WHAT IS BEING ASKED:
Report each line of the entries that includes "this" by copying it.

INFORMATION GIVEN:

************

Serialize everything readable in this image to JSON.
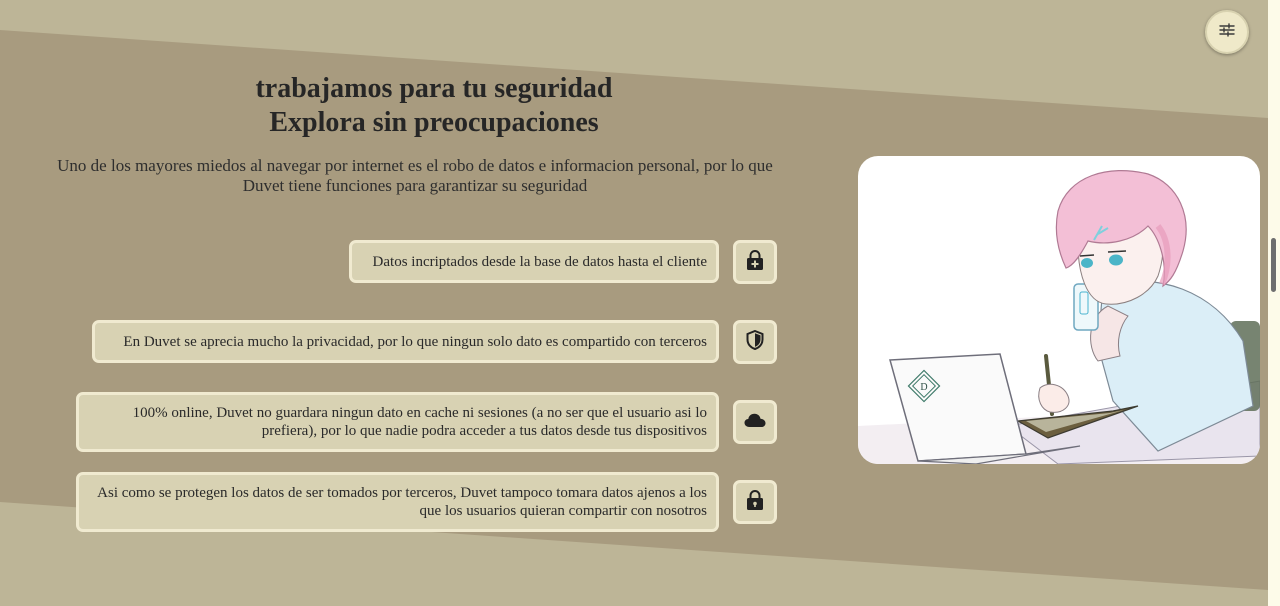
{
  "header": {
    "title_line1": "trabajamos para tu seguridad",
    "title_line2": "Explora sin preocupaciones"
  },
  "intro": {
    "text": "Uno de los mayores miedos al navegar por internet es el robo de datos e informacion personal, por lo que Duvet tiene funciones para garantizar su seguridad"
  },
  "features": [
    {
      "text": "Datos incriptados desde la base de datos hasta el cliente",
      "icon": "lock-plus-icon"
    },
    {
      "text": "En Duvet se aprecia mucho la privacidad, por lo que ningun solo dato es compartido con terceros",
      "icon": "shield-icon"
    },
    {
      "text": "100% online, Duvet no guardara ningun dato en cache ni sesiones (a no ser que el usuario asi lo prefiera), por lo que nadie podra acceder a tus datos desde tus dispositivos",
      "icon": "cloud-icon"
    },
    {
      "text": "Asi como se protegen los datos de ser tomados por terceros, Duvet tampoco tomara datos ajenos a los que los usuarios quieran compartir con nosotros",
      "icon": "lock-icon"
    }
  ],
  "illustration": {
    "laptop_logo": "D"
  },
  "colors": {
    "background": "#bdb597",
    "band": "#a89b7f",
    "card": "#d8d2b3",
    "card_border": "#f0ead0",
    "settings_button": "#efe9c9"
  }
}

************

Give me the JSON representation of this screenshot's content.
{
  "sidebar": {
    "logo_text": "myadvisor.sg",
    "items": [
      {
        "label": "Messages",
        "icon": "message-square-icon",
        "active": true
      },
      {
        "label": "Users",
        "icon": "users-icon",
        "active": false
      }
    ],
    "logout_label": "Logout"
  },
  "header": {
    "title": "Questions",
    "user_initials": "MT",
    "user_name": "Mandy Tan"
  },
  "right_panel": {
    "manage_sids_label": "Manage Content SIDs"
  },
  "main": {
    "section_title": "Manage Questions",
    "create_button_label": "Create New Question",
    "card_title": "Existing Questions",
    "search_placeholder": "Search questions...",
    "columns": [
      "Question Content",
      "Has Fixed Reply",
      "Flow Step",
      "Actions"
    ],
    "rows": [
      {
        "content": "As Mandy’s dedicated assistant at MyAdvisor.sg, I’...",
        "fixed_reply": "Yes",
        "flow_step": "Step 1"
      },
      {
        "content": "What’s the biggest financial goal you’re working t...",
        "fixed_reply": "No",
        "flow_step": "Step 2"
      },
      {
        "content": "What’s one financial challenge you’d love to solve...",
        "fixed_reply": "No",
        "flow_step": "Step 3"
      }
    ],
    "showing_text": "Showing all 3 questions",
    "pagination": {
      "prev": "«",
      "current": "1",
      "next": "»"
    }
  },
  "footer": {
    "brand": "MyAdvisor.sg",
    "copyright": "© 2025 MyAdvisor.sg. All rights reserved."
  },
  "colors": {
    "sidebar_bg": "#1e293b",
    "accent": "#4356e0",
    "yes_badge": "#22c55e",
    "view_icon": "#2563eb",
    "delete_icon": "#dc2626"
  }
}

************

YOUR SOLUTION:
Serialize everything readable in this image to JSON.
Give me the JSON representation of this screenshot's content.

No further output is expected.